“It was one of those moments where I actually stayed full throttle for a while and then I kind of just coasted to kind of just take it all in and experience it all, and like I said before, just how grateful I am that Arrow could allow me to accelerate a car without using my legs was something pretty special.”

The car is a joint project between Honda and Wickens' team sponsor Arrow Electronics, which has its headquarters in Denver where much of Wickens' rehabilitation took place. While helping Wickens is a given, the car serves a higher purpose for Arrow.

“One of our philosophies at Arrow is not to develop technology for technology’s sake, but instead integrate and customize technology to make people’s lives better,” said Joe Verrengia, the company's director of corporate social responsibility.

“The car is part of Rob’s recovery, and it is an example of how technology makes life better. If technology can help do that, it is more than a physical accomplishment or a way to improve practical mobility. It gives an opportunity to be in command, make decisions and execute those decisions. That has benefits far beyond getting from A to B.”

This version is Phase 1 and Arrow plans more modifications in future phases that will include refining the controls and getting Wickens' input to develop more extensive, customized modifications for higher performance driving, like the NTT IndyCar Series.

“To give you an idea of how fast we got it done, we got the car and about two weeks later we got it on the road and Robert wrecked it yesterday,” Arrow chief executive Mike Long joked.

“I think everybody in the world was wondering if Robert would go fast again, I will tell you that I don't think there is any question. We wanted to start this now with Robert now so we can be a part of his rehab together with our friends at Honda and get Robbie back to racing because that's what he wants. We are going to be there to support that effort all of the way.”

The long-term plan is to figure out modifications that will get Wickens back behind the wheel of an Indy car and competing no matter what limitations his injuries create.
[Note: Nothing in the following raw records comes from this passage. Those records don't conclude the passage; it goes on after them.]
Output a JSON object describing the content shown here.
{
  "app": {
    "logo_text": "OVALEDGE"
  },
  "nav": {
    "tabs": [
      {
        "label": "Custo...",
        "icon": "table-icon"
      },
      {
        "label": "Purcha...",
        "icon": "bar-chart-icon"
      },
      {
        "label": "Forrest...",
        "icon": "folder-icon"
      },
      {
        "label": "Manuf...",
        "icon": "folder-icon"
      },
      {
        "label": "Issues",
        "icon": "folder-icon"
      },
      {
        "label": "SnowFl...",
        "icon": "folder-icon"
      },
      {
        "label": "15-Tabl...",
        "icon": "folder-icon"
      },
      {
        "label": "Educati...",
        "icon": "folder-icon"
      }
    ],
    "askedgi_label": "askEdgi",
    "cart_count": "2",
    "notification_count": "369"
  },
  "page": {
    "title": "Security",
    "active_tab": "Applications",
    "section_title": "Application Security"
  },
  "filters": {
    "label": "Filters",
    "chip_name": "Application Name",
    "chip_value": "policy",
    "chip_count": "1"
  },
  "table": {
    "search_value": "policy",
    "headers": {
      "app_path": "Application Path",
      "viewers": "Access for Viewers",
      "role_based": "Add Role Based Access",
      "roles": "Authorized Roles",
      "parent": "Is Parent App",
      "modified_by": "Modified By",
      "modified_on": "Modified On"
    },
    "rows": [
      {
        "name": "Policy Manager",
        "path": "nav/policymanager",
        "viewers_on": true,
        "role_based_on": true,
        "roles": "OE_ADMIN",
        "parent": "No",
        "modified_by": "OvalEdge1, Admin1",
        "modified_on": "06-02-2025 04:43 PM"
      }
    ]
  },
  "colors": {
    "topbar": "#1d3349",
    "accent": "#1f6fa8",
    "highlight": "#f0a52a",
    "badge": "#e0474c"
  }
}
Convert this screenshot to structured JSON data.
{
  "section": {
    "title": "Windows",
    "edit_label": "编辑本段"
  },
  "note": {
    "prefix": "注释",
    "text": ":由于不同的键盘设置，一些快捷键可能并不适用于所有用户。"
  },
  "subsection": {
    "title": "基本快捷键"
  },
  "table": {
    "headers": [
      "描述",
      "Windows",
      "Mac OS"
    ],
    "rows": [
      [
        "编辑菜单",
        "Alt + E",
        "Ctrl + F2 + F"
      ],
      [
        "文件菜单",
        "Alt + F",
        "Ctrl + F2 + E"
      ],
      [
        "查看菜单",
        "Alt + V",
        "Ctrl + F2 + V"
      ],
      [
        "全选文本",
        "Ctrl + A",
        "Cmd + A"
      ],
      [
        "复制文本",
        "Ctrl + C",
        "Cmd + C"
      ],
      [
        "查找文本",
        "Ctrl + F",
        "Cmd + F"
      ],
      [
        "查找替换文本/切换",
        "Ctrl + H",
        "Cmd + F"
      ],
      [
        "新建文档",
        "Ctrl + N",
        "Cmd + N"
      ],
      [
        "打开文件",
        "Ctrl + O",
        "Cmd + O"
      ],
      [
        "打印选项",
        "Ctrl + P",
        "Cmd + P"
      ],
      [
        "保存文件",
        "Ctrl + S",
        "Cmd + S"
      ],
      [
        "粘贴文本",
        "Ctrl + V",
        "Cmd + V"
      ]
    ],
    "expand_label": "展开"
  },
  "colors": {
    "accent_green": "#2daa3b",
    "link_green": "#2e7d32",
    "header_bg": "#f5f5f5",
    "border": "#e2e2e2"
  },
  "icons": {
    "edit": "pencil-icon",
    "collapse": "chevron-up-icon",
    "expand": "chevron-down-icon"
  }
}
His team owners, Sam Schmidt, who was paralyzed in a 2000 testing accident in Florida, and fellow Canadian Ric Peterson, pledged to have Wickens' No. 6 Schmidt Peterson Motorsport Honda ready for him whenever he was able to get back in.

Although the set up will work in the NSX for the parade lap, Wickens said it would not be the optimal to drive an Indy car -- yet.

While the road to the No. 6 car's seat may still be a bit fuzzy, one thing is clear to Wickens: The unwavering support of INDYCAR fans has played a key role in keeping him focused on his ultimate goal of racing again.

“It's them that really kind of picked me up on my down days, and being here, seeing so many hats and shirts is — it makes me want to get back. I want those guys to have a reason to wear the shirt, not to make it a pyjama shirt or something,” he said.

“I think I always need to be in a positive mindset to be happy, and that's been a big part of my life from the beginning. I feed off of other people's energy. So when everyone is giving me all the support and all the positive messages, it does reach me. Thank you all, and hopefully there's a very exciting Honda Indy of Toronto this week.”

Wickens' Sunday be drive during the NTT IndyCar Series' broadcast on the NBC Sports Network, which airs the Honda Indy Toronto at 3 p.m. ET.